So, two things:

1) If you value the journalism we do but haven’t pitched in over the last few months, please consider doing so now—we urgently need a lot of help to make up for lost ground.

2) If you’re not ready to donate but you’re interested enough in our work to be reading this, please consider signing up for our free Mother Jones Daily newsletter to get to know us and our reporting better. Maybe once you do, you’ll see it’s something worth supporting.

payment methods

GREAT JOURNALISM, SLOW FUNDRAISING

Our team has been on fire lately—publishing sweeping, one-of-a-kind investigations, ambitious, groundbreaking projects, and even releasing “the holy shit documentary of the year.” And that’s on top of protecting free and fair elections and standing up to bullies and BS when others in the media don’t.

Yet, we just came up pretty short on our first big fundraising campaign since Mother Jones and the Center for Investigative Reporting joined forces.

So, two things:

1) If you value the journalism we do but haven’t pitched in over the last few months, please consider doing so now—we urgently need a lot of help to make up for lost ground.

2) If you’re not ready to donate but you’re interested enough in our work to be reading this, please consider signing up for our free Mother Jones Daily newsletter to get to know us and our reporting better. Maybe once you do, you’ll see it’s something worth supporting.

payment methods

We Recommend

Latest

Sign up for our free newsletter

Subscribe to the Mother Jones Daily to have our top stories delivered directly to your inbox.

Get our award-winning magazine

Save big on a full year of investigations, ideas, and insights.
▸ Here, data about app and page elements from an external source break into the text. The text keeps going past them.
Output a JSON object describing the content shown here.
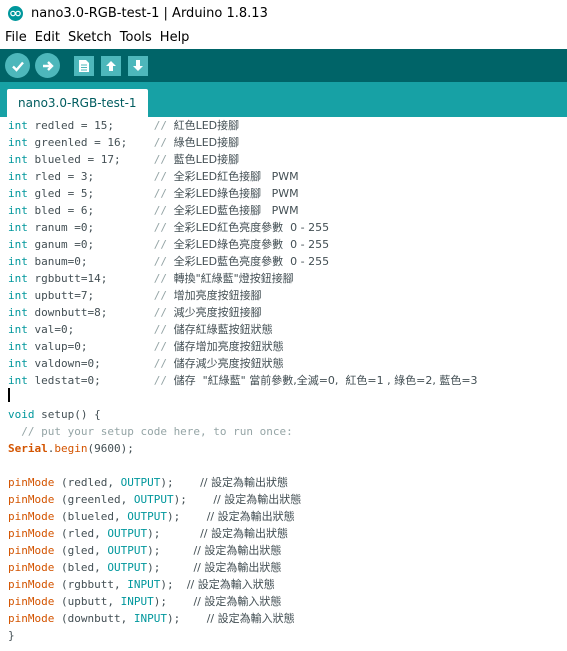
{
  "window": {
    "title": "nano3.0-RGB-test-1 | Arduino 1.8.13"
  },
  "menu": [
    "File",
    "Edit",
    "Sketch",
    "Tools",
    "Help"
  ],
  "toolbar": {
    "icons": [
      "verify-icon",
      "upload-icon",
      "new-icon",
      "open-icon",
      "save-icon"
    ]
  },
  "colors": {
    "toolbar": "#006468",
    "tabbar": "#17a1a5",
    "keyword": "#00979c",
    "function": "#d35400",
    "comment": "#95a5a6"
  },
  "tab": {
    "label": "nano3.0-RGB-test-1"
  },
  "code": [
    {
      "t": "int",
      "r": " redled = 15;      ",
      "c": "// ",
      "z": "紅色LED接腳"
    },
    {
      "t": "int",
      "r": " greenled = 16;    ",
      "c": "// ",
      "z": "綠色LED接腳"
    },
    {
      "t": "int",
      "r": " blueled = 17;     ",
      "c": "// ",
      "z": "藍色LED接腳"
    },
    {
      "t": "int",
      "r": " rled = 3;         ",
      "c": "// ",
      "z": "全彩LED紅色接腳   PWM"
    },
    {
      "t": "int",
      "r": " gled = 5;         ",
      "c": "// ",
      "z": "全彩LED綠色接腳   PWM"
    },
    {
      "t": "int",
      "r": " bled = 6;         ",
      "c": "// ",
      "z": "全彩LED藍色接腳   PWM"
    },
    {
      "t": "int",
      "r": " ranum =0;         ",
      "c": "// ",
      "z": "全彩LED紅色亮度參數  0 - 255"
    },
    {
      "t": "int",
      "r": " ganum =0;         ",
      "c": "// ",
      "z": "全彩LED綠色亮度參數  0 - 255"
    },
    {
      "t": "int",
      "r": " banum=0;          ",
      "c": "// ",
      "z": "全彩LED藍色亮度參數  0 - 255"
    },
    {
      "t": "int",
      "r": " rgbbutt=14;       ",
      "c": "// ",
      "z": "轉換\"紅綠藍\"燈按鈕接腳"
    },
    {
      "t": "int",
      "r": " upbutt=7;         ",
      "c": "// ",
      "z": "增加亮度按鈕接腳"
    },
    {
      "t": "int",
      "r": " downbutt=8;       ",
      "c": "// ",
      "z": "減少亮度按鈕接腳"
    },
    {
      "t": "int",
      "r": " val=0;            ",
      "c": "// ",
      "z": "儲存紅綠藍按鈕狀態"
    },
    {
      "t": "int",
      "r": " valup=0;          ",
      "c": "// ",
      "z": "儲存增加亮度按鈕狀態"
    },
    {
      "t": "int",
      "r": " valdown=0;        ",
      "c": "// ",
      "z": "儲存減少亮度按鈕狀態"
    },
    {
      "t": "int",
      "r": " ledstat=0;        ",
      "c": "// ",
      "z": "儲存  \"紅綠藍\" 當前參數,全滅=0,  紅色=1 , 綠色=2, 藍色=3"
    }
  ],
  "setup": {
    "void": "void",
    "sig": " setup() {",
    "comment": "  // put your setup code here, to run once:",
    "serial_fn": "Serial",
    "serial_dot": ".",
    "serial_begin": "begin",
    "serial_args": "(9600);"
  },
  "pinmodes": [
    {
      "fn": "pinMode",
      "a": " (redled, ",
      "m": "OUTPUT",
      "e": ");",
      "sp": "    ",
      "z": "// 設定為輸出狀態"
    },
    {
      "fn": "pinMode",
      "a": " (greenled, ",
      "m": "OUTPUT",
      "e": ");",
      "sp": "    ",
      "z": "// 設定為輸出狀態"
    },
    {
      "fn": "pinMode",
      "a": " (blueled, ",
      "m": "OUTPUT",
      "e": ");",
      "sp": "    ",
      "z": "// 設定為輸出狀態"
    },
    {
      "fn": "pinMode",
      "a": " (rled, ",
      "m": "OUTPUT",
      "e": ");",
      "sp": "      ",
      "z": "// 設定為輸出狀態"
    },
    {
      "fn": "pinMode",
      "a": " (gled, ",
      "m": "OUTPUT",
      "e": ");",
      "sp": "     ",
      "z": "// 設定為輸出狀態"
    },
    {
      "fn": "pinMode",
      "a": " (bled, ",
      "m": "OUTPUT",
      "e": ");",
      "sp": "     ",
      "z": "// 設定為輸出狀態"
    },
    {
      "fn": "pinMode",
      "a": " (rgbbutt, ",
      "m": "INPUT",
      "e": ");",
      "sp": "  ",
      "z": "// 設定為輸入狀態"
    },
    {
      "fn": "pinMode",
      "a": " (upbutt, ",
      "m": "INPUT",
      "e": ");",
      "sp": "    ",
      "z": "// 設定為輸入狀態"
    },
    {
      "fn": "pinMode",
      "a": " (downbutt, ",
      "m": "INPUT",
      "e": ");",
      "sp": "    ",
      "z": "// 設定為輸入狀態"
    }
  ],
  "closing": "}"
}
Subscribe

Support our journalism

Help Mother Jones' reporters dig deep with a tax-deductible donation.

Donate